When God first established Adam and Eve in the Garden of Eden, He entrusted them with the management of Eden (Gen. 2:8, and Gen. 2:15) , and the care of all creatures in the waters, skies, and upon the earth (Gen. 1:26, and Gen. 1:28) .
When Adam named all the animals, he demonstrated his stewardship over them. Usually the one with authority over something can give it a name; so, by naming all creatures, Adam was clearly demonstrating his status as the ruler of the world.
When Adam lost that dominion, Satan very quickly filled the vacuum. Part of the restoration of the human race, made possible by Christ’s sacrifice at Calvary, will be when the redeemed are given Adam’s and Eve’s privilege of reigning with God for the rest of eternity as “kings and priests” (Rev. 1:6, and Rev. 5:10) .

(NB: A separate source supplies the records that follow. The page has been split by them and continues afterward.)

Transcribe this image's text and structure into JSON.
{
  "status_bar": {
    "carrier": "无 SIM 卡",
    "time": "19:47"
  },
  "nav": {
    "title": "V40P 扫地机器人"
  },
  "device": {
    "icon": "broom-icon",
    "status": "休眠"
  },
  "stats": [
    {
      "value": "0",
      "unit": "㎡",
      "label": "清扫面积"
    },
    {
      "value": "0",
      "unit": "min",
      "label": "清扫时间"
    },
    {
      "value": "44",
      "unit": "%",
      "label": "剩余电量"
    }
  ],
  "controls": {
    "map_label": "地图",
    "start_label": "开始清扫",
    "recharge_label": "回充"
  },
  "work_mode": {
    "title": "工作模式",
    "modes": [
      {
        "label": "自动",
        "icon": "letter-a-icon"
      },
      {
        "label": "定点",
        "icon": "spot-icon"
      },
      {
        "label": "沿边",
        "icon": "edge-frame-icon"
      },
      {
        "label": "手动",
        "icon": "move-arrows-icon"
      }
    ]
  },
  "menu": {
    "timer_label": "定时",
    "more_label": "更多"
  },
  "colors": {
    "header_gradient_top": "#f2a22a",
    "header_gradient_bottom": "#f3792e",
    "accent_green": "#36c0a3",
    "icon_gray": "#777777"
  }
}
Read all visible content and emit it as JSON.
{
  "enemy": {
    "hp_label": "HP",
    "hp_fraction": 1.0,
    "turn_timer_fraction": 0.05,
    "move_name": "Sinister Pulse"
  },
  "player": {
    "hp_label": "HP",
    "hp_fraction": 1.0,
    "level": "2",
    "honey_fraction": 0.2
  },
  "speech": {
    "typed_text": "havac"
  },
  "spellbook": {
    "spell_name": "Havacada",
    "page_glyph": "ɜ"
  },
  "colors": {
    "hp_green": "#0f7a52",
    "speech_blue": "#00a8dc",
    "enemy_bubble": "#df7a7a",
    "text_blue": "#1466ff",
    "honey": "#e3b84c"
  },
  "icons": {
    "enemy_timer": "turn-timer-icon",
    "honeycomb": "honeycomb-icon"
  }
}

The opening chapters of the book of Job reveal to us just how extensive Adam’s loss was. As we are given a glimpse into the throne room of the universe, we can also see how subordinate to nature the human race has become since the Fall.
Walking “to and fro” or “walking back and forth” is not just the act of a tourist. In Scripture it is a sign of ownership. When God gave the land to Abraham, He told him to walk its length and breadth (Gen. 13:17) , and similarly to Moses and Joshua (Deut. 11:24, Josh. 1:3) . Satan, in a sense, is flaunting himself as “the god of this world” (2 Cor. 4:4) .
The introduction of Satan in the first two chapters of Job parallels what happened in Genesis 3. Satan initiates trouble in paradise and then leaves the human victims to suffer in his wake.
What evidence can we see of Satan’s work in this world? How can you draw hope from the promise that one day this whole mess will be over?